“the current account deficit could actually get worse”
Yes Cakeface, given the extent to which we are big nett borrowers and all other things being equal, rising interest rates alone will push our current account deficit up significantly. The calculated sabotage of agriculture will only make things worse – possibly dangerously so.
The capacity of Agriculture to pull NZ out of the mire is long lost.
This is not the 1970s with a vigorous ag sector ,it is the next century where a mix of regulatory and ideology over the decades has reduced and destroyed farmings ability to compete,The sector has survived on huge per person productivity but the overall productivity numbers tell a different story.
Farmers can not save NZ!
For example NZ sheep numbers have fallen from 72 million to less than 25 million, and the numbers servicing the industry have declined. NZ is also now a nett importer of some foods now. ( see Pork)
Regulation is speeding up the demise of this once great sheep industry . Look at HWEN for an example .The RMA government plans started digging agricultures grave and now the climate tax is driving nails into Agricultures coffin. The livestock industry is at risk!

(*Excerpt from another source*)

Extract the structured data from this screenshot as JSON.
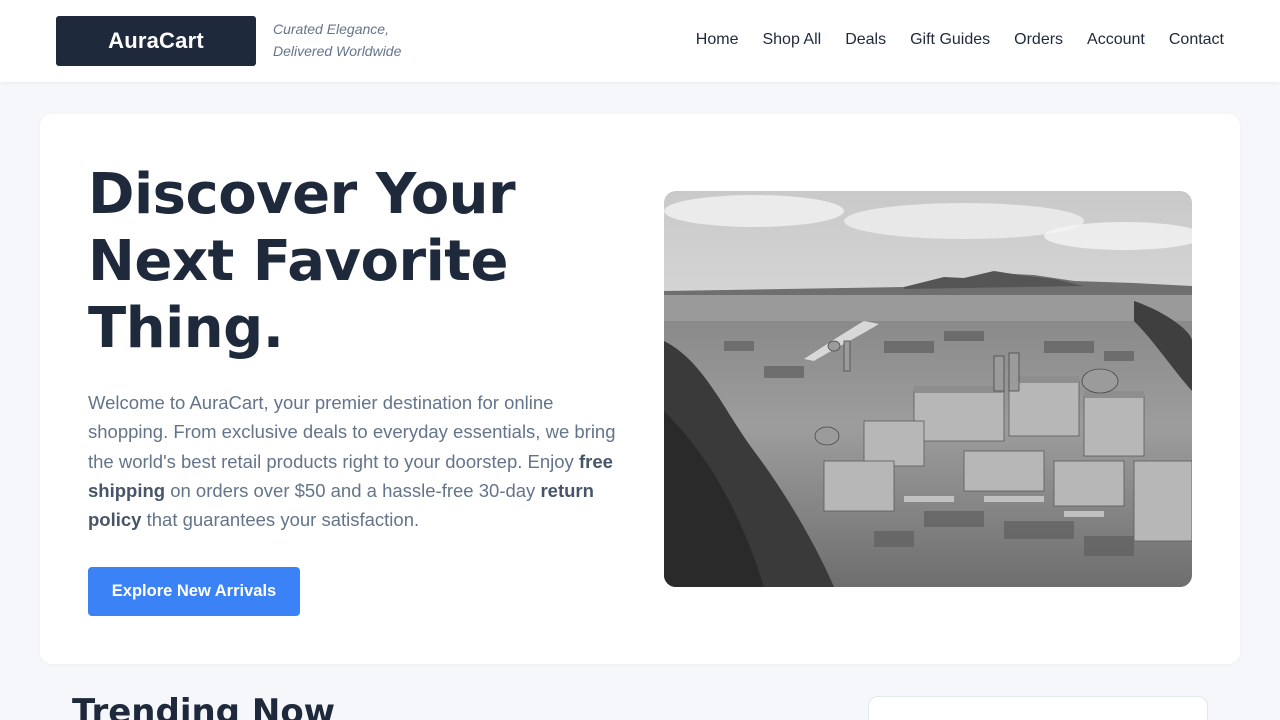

All political parties are responsible for this decline,
NZ is now also a net importer of some foods such as pork.
I think Cakeface is right to be concerned by the balance of payments which seems to be regarded as irrelevant the these days of globalism and immigration.
Immigration cannot solve this issue